(Given data)

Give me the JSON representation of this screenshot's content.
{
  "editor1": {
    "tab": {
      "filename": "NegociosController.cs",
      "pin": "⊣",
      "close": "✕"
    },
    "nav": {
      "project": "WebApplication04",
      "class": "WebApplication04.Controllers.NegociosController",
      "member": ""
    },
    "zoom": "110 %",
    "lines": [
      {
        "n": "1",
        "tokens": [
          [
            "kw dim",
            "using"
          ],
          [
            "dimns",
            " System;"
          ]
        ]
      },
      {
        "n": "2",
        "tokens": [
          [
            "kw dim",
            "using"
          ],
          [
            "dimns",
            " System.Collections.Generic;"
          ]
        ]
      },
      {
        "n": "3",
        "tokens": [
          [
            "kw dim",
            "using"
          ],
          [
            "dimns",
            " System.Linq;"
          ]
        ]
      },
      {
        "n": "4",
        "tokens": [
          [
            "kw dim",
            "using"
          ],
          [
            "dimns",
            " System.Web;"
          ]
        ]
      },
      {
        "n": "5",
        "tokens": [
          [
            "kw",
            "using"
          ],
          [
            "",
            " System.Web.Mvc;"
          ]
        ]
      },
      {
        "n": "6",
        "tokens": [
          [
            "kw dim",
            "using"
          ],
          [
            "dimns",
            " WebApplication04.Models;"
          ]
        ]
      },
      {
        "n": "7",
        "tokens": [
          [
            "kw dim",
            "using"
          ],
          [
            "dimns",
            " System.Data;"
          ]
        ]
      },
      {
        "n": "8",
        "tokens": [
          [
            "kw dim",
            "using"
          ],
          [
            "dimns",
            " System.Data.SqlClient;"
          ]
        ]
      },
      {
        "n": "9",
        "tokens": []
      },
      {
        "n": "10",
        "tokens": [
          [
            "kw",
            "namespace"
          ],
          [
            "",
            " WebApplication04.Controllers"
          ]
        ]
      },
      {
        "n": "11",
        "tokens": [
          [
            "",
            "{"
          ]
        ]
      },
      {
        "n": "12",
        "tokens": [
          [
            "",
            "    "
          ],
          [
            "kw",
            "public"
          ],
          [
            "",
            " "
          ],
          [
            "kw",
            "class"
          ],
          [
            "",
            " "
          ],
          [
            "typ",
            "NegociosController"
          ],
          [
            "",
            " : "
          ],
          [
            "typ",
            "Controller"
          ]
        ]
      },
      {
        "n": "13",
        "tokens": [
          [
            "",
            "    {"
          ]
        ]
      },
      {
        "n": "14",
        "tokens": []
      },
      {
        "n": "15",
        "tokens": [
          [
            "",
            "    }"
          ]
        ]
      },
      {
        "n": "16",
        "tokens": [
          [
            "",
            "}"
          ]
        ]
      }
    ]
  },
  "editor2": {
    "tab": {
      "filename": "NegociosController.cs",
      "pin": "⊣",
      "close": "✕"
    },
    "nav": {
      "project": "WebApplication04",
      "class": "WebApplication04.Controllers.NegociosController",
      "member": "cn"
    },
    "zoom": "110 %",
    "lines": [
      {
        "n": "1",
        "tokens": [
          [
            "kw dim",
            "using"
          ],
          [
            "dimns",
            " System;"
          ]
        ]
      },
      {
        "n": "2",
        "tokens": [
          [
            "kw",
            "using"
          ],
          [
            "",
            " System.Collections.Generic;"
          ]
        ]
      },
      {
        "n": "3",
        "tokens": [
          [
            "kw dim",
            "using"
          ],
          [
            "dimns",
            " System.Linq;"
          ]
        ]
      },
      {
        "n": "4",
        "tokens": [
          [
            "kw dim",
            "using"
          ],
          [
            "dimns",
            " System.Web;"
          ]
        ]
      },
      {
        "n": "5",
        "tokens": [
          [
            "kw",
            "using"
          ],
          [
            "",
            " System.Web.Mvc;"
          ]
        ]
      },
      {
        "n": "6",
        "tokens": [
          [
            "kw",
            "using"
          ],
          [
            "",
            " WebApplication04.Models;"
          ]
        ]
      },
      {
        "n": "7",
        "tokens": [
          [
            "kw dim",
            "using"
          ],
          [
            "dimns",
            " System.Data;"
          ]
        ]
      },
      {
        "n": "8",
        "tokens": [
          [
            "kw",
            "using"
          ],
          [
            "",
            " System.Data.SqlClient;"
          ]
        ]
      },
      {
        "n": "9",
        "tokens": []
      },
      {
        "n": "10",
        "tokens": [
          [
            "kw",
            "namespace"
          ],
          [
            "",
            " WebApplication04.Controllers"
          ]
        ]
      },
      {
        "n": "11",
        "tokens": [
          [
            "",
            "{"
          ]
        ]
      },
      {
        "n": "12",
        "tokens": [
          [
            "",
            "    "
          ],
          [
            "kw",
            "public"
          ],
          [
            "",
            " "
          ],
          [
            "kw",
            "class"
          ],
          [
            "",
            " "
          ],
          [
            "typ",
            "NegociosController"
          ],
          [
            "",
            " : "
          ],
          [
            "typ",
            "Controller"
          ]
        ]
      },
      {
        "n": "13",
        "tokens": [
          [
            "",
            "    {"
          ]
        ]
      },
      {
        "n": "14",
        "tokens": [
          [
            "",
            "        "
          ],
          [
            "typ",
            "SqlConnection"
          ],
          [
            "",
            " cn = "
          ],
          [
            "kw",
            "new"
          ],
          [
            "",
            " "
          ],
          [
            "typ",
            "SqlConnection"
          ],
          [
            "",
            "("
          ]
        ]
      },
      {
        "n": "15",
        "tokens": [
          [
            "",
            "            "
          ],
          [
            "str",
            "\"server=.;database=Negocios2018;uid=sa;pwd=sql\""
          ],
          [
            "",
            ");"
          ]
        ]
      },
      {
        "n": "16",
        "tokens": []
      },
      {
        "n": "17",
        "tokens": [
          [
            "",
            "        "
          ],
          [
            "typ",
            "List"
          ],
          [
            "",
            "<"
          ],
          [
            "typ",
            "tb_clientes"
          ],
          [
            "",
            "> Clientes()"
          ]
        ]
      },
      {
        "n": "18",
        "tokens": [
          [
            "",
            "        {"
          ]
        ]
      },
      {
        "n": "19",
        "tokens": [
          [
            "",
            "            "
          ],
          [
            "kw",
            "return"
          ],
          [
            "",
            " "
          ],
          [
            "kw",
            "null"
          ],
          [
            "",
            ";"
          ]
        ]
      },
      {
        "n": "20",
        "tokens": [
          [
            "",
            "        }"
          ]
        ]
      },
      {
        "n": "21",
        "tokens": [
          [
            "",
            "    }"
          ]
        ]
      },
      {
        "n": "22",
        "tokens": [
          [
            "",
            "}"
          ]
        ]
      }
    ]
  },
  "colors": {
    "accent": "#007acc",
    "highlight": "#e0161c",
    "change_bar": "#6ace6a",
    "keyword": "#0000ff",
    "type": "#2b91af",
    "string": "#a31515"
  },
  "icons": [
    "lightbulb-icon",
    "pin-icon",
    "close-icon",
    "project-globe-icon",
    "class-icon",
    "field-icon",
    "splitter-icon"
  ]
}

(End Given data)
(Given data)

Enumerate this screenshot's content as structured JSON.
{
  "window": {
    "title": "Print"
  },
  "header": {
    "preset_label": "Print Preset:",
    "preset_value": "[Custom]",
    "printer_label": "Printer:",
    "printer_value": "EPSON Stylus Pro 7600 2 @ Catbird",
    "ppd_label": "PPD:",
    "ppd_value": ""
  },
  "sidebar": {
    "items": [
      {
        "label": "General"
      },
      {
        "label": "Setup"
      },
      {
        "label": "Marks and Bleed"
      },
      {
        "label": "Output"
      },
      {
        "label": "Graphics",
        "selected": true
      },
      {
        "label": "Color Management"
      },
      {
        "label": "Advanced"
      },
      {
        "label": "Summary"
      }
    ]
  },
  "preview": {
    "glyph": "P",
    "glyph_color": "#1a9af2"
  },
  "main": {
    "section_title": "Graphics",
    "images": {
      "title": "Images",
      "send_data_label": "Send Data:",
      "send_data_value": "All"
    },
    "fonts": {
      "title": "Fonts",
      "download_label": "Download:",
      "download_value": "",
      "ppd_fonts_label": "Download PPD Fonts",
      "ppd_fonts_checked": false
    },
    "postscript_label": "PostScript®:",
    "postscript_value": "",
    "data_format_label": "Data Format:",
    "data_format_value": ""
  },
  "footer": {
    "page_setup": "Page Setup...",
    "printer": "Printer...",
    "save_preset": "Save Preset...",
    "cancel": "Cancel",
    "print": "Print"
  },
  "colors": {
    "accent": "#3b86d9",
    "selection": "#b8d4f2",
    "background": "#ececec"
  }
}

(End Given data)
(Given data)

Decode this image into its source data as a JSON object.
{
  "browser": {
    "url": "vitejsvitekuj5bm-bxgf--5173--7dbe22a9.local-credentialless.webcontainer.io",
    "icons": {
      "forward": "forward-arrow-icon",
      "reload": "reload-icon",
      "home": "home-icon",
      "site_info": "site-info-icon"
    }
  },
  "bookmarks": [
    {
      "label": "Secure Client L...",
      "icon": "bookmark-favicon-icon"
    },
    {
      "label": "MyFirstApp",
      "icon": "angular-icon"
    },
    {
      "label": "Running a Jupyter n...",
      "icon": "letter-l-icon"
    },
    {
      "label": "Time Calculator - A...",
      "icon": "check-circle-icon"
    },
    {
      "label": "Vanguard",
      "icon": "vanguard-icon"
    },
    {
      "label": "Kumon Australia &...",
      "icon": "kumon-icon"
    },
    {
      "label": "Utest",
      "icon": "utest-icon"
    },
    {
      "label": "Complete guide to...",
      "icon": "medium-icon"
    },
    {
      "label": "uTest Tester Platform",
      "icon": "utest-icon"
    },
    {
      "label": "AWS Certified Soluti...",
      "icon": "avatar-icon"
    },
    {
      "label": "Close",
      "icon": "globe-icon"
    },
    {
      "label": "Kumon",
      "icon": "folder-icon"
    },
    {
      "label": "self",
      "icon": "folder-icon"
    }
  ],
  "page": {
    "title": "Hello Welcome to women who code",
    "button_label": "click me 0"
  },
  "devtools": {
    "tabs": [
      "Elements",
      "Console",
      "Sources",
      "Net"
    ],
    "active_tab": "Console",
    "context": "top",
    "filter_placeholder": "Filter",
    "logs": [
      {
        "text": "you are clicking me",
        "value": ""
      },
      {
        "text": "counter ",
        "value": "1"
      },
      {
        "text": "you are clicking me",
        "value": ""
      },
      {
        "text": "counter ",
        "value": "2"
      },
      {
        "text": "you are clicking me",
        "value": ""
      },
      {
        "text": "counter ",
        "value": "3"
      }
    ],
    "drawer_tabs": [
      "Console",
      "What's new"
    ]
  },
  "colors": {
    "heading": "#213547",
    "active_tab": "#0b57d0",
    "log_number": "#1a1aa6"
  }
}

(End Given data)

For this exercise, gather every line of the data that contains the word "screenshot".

__Written answer__
Give me the JSON representation of this screenshot's content.
Enumerate this screenshot's content as structured JSON.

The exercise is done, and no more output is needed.